Saved data entries:
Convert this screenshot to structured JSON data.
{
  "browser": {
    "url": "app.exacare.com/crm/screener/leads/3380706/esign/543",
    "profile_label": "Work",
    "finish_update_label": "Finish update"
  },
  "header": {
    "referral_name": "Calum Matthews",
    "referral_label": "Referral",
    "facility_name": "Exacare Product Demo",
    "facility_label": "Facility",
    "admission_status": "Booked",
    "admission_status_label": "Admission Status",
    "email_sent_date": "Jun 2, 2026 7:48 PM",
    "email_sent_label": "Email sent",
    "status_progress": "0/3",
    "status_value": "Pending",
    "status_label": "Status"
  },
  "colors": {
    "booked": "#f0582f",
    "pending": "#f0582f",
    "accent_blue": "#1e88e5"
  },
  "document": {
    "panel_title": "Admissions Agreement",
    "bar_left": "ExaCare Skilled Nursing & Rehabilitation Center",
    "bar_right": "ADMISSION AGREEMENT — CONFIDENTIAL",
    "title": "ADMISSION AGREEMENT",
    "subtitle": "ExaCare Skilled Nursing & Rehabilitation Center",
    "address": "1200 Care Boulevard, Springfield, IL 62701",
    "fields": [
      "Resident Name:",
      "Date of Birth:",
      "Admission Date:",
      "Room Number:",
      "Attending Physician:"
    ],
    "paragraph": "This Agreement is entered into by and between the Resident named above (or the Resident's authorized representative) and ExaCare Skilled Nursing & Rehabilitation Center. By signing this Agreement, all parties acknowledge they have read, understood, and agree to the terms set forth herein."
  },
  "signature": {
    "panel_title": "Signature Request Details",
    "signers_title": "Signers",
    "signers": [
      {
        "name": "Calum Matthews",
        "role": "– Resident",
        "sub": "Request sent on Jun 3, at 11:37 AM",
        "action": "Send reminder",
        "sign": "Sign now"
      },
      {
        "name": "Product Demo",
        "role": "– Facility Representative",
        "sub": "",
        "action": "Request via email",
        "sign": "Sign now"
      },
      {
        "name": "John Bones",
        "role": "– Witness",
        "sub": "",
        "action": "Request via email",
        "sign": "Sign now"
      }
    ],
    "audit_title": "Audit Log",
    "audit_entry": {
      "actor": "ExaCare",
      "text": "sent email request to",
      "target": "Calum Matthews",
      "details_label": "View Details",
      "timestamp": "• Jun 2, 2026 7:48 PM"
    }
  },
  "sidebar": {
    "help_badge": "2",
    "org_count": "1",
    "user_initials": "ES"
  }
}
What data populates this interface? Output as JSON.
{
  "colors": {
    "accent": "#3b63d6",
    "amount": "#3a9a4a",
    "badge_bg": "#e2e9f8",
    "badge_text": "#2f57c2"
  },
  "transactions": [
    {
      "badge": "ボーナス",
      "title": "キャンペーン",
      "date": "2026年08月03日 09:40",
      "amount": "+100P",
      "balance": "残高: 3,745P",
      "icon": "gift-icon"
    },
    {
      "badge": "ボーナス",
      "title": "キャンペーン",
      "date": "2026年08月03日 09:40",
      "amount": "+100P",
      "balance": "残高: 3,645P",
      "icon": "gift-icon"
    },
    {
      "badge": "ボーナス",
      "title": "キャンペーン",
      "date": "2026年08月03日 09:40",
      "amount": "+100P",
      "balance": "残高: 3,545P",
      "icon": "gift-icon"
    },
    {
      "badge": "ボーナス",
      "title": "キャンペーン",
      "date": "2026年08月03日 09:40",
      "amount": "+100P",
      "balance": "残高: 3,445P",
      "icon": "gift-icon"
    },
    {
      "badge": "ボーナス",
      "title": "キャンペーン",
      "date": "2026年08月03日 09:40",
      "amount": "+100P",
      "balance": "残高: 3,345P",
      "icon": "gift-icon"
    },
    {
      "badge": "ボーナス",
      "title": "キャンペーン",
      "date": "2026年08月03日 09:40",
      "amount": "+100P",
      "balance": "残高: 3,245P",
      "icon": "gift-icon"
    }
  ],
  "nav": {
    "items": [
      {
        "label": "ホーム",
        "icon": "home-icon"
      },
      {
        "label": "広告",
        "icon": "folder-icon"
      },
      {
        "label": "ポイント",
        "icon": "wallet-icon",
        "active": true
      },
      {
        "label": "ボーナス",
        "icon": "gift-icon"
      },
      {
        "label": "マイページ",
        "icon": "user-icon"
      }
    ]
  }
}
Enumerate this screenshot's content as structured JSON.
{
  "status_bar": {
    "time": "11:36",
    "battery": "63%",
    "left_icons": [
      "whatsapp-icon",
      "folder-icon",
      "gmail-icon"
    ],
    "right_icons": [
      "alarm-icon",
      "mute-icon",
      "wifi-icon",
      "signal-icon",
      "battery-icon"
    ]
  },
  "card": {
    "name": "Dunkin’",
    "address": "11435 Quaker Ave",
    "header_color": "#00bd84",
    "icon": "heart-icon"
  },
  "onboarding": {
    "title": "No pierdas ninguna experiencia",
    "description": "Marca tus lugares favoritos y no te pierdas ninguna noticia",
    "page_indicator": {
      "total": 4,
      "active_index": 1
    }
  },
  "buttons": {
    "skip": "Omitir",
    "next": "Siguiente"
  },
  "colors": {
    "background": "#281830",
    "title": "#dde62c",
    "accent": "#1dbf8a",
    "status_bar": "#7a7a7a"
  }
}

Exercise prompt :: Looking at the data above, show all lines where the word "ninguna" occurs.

Output for this task ::
    "title": "No pierdas ninguna experiencia",
    "description": "Marca tus lugares favoritos y no te pierdas ninguna noticia",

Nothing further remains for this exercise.